The index here where the item exists in the display list. The client is what the actual display item is there to paint, and is a reference to a LayoutObject. The first LayoutView #document is just the empty white background we have in a simple page. The "type" is the only unique thing about the blink display item, which is which phase these items should be painted. Painting in this context means going through the Layout tree and generating blink::DisplayItems, which are wrappers around an SkPicture. An SkPicture is just a recording of draw commands such as "draw text" or "draw image" which map to the Skia API. Thus unlike Gecko, blink doesn't draw from the display items. Instead, display items are the result of a recording of draw commands issued by painting items recursively down the layout tree. Once we have the blink display items, these are translated into cc display items, which are also just wrappers around the recorded SkPicture. Once the translation is done, the main thread then notifies the compositor thread that there is some work to do.
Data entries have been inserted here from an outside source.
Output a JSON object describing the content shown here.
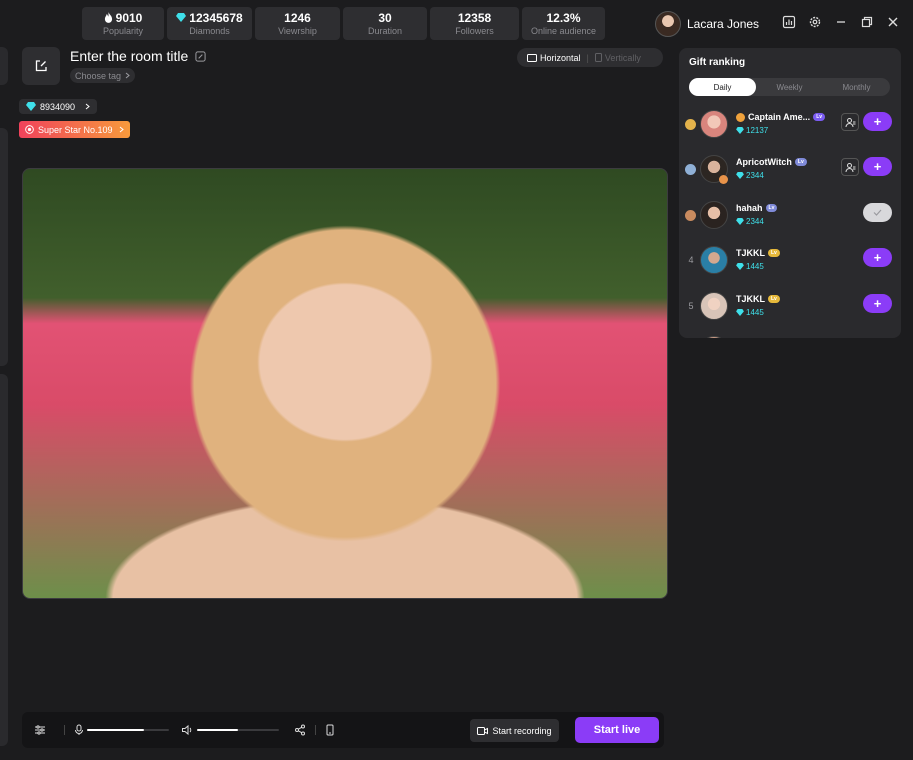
{
  "stats": [
    {
      "value": "9010",
      "label": "Popularity",
      "icon": "flame-icon"
    },
    {
      "value": "12345678",
      "label": "Diamonds",
      "icon": "diamond-icon"
    },
    {
      "value": "1246",
      "label": "Viewrship"
    },
    {
      "value": "30",
      "label": "Duration"
    },
    {
      "value": "12358",
      "label": "Followers"
    },
    {
      "value": "12.3%",
      "label": "Online audience"
    }
  ],
  "user": {
    "name": "Lacara Jones"
  },
  "room": {
    "title": "Enter the room title",
    "tag_label": "Choose tag",
    "orientation": {
      "horizontal": "Horizontal",
      "vertical": "Vertically",
      "selected": "Horizontal"
    },
    "diamonds": "8934090",
    "super_star": "Super Star No.109"
  },
  "controls": {
    "mic_level": 0.7,
    "volume_level": 0.5,
    "record_label": "Start recording",
    "live_label": "Start live"
  },
  "gift_ranking": {
    "title": "Gift ranking",
    "tabs": [
      {
        "label": "Daily",
        "active": true
      },
      {
        "label": "Weekly",
        "active": false
      },
      {
        "label": "Monthly",
        "active": false
      }
    ],
    "entries": [
      {
        "rank": "1",
        "name": "Captain Ame...",
        "points": "12137",
        "action": "add",
        "medal": "gold"
      },
      {
        "rank": "2",
        "name": "ApricotWitch",
        "points": "2344",
        "action": "add",
        "medal": "silver"
      },
      {
        "rank": "3",
        "name": "hahah",
        "points": "2344",
        "action": "done",
        "medal": "bronze"
      },
      {
        "rank": "4",
        "name": "TJKKL",
        "points": "1445",
        "action": "add"
      },
      {
        "rank": "5",
        "name": "TJKKL",
        "points": "1445",
        "action": "add"
      }
    ]
  },
  "colors": {
    "accent": "#8b3cf7",
    "diamond": "#3fe0ea",
    "star_start": "#f0425b",
    "star_end": "#f79a3c"
  }
}
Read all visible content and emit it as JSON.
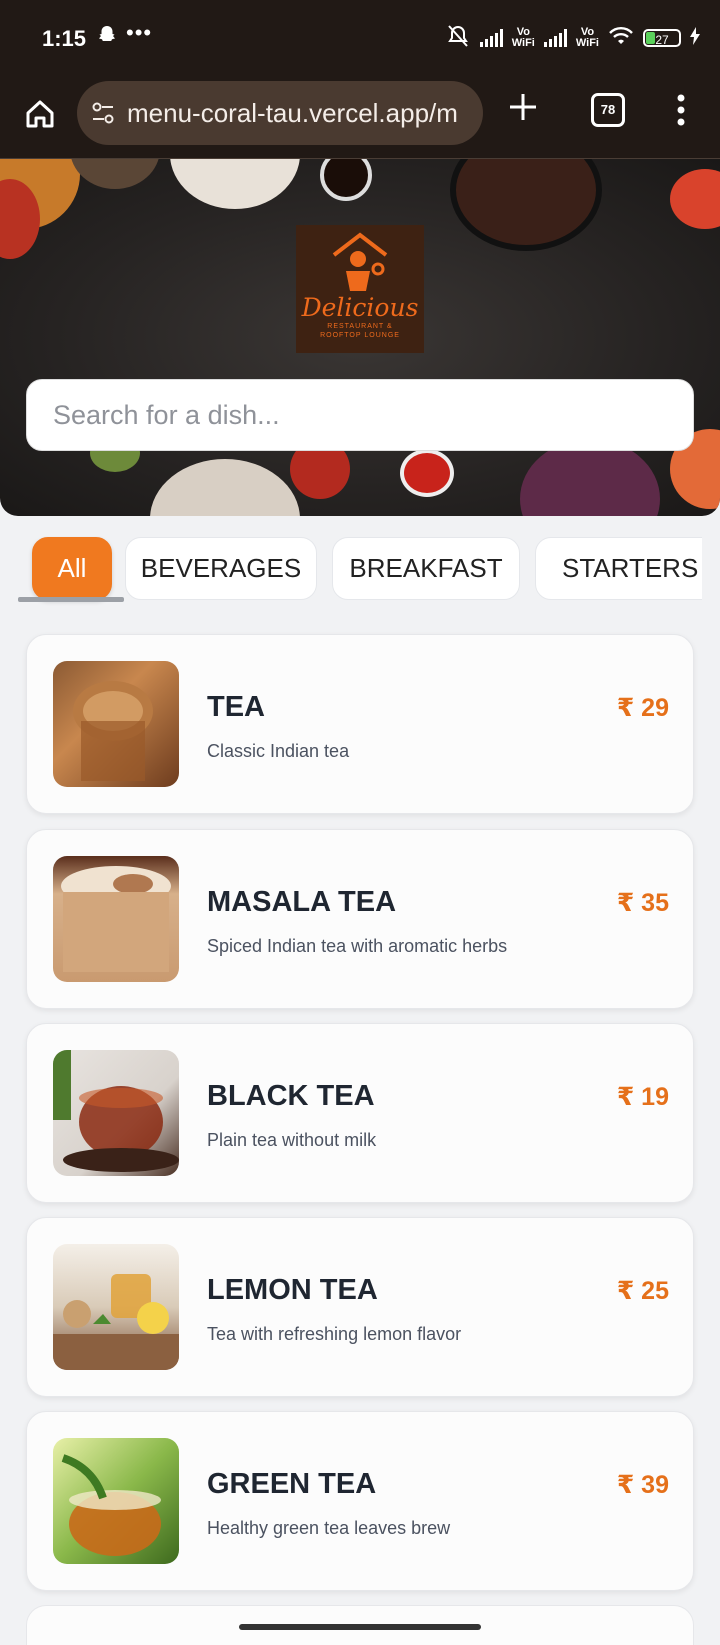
{
  "status_bar": {
    "time": "1:15",
    "vowifi_label_1": "Vo\nWiFi",
    "vowifi_label_2": "Vo\nWiFi",
    "battery": "27"
  },
  "browser": {
    "url": "menu-coral-tau.vercel.app/m",
    "tab_count": "78"
  },
  "hero": {
    "brand_name": "Delicious",
    "brand_tagline_1": "RESTAURANT &",
    "brand_tagline_2": "ROOFTOP LOUNGE",
    "search_placeholder": "Search for a dish..."
  },
  "categories": [
    {
      "label": "All",
      "active": true
    },
    {
      "label": "BEVERAGES",
      "active": false
    },
    {
      "label": "BREAKFAST",
      "active": false
    },
    {
      "label": "STARTERS (",
      "active": false
    }
  ],
  "menu_items": [
    {
      "name": "TEA",
      "description": "Classic Indian tea",
      "price": "₹ 29"
    },
    {
      "name": "MASALA TEA",
      "description": "Spiced Indian tea with aromatic herbs",
      "price": "₹ 35"
    },
    {
      "name": "BLACK TEA",
      "description": "Plain tea without milk",
      "price": "₹ 19"
    },
    {
      "name": "LEMON TEA",
      "description": "Tea with refreshing lemon flavor",
      "price": "₹ 25"
    },
    {
      "name": "GREEN TEA",
      "description": "Healthy green tea leaves brew",
      "price": "₹ 39"
    }
  ],
  "colors": {
    "accent": "#f0791f",
    "price": "#e5701a",
    "browser_chrome": "#211915"
  }
}
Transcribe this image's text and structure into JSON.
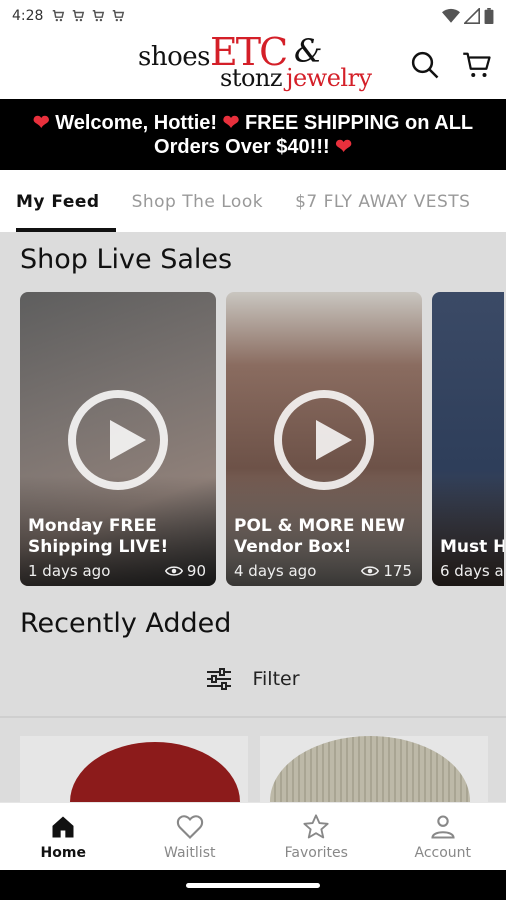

The compositor thread actually rasterizes items on the screen based on 256x256 tiles. The compositor thread itself also doesn't actually replay the SkPicture draw commands, but instead sets up a work queue with items to draw. Then multiple compositor tile worker threads take an work item and replay the SkPicture draw calls onto an SkCanvas. In our example, we have 3 display items but all items are painted onto one SkCanvas. Once the tile worker threads have finished rasterizing the cc::DisplayItems, Chrome can start compositing everything together. Chrome by default on Windows doesn't use GPU acceleration to rasterize content, but it does for compositing. Remember the GPU process at the beginning though? All GPU commands must be executed in the GPU process so that when the GPU driver does something bad (and it happens too often), it doesn't take down the browser. To do this, Chrome uses shared memory with the GPU process. The GPU process reads the final rasterized image and uploads it to the GPU. Then the GPU process issues GL draw calls to draw quads, which is just the rectangle containing the final bitmap image for the tile. Finally, Chrome's ubercompositor composites all the images together with the browser's UI.